Set the data down again so that every line matches exactly.

------------

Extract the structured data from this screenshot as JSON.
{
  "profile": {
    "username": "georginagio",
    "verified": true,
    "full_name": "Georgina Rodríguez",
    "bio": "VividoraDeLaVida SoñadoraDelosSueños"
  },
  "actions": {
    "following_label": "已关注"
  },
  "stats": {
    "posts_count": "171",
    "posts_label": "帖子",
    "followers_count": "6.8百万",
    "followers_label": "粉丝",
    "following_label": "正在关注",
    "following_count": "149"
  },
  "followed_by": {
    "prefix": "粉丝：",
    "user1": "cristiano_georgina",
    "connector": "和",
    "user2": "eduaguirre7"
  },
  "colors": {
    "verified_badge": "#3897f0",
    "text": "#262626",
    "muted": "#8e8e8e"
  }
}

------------

**SOLUTION TO THIS EXERCISE**
Extract the structured data from this screenshot as JSON.
{
  "profile": {
    "username": "georginagio",
    "verified": true,
    "full_name": "Georgina Rodríguez",
    "bio": "VividoraDeLaVida SoñadoraDelosSueños"
  },
  "actions": {
    "following_label": "已关注"
  },
  "stats": {
    "posts_count": "171",
    "posts_label": "帖子",
    "followers_count": "6.8百万",
    "followers_label": "粉丝",
    "following_label": "正在关注",
    "following_count": "149"
  },
  "followed_by": {
    "prefix": "粉丝：",
    "user1": "cristiano_georgina",
    "connector": "和",
    "user2": "eduaguirre7"
  },
  "colors": {
    "verified_badge": "#3897f0",
    "text": "#262626",
    "muted": "#8e8e8e"
  }
}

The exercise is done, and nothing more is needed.